What you have to do —
Among the entries below, how many lines hold "title"? Only the number is wanted.
*** Opening Recorded information ***
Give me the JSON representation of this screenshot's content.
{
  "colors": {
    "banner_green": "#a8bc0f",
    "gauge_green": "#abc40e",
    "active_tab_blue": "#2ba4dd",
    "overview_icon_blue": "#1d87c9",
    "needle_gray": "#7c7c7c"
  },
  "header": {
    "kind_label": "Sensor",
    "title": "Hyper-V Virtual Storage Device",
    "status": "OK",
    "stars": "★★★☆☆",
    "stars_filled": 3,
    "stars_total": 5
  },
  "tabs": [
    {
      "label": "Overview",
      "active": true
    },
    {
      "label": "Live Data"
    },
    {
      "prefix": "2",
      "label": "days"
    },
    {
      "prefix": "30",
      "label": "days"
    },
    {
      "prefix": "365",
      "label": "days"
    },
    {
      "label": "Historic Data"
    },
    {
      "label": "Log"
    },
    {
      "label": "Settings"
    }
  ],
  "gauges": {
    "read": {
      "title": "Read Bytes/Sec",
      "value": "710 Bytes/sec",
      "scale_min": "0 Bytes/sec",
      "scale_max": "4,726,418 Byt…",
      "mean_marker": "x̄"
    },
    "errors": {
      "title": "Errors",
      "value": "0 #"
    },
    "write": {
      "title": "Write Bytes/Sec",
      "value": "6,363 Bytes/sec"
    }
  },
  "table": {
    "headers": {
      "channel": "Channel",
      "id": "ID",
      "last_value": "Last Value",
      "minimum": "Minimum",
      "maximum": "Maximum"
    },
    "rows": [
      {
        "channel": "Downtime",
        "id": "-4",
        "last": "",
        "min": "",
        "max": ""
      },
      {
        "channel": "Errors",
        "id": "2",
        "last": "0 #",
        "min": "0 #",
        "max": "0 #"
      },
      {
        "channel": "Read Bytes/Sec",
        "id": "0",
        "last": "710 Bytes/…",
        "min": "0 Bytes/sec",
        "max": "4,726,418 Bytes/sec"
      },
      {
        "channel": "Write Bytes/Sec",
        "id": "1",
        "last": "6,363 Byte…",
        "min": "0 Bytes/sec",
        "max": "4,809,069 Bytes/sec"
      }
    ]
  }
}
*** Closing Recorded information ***
Result —
4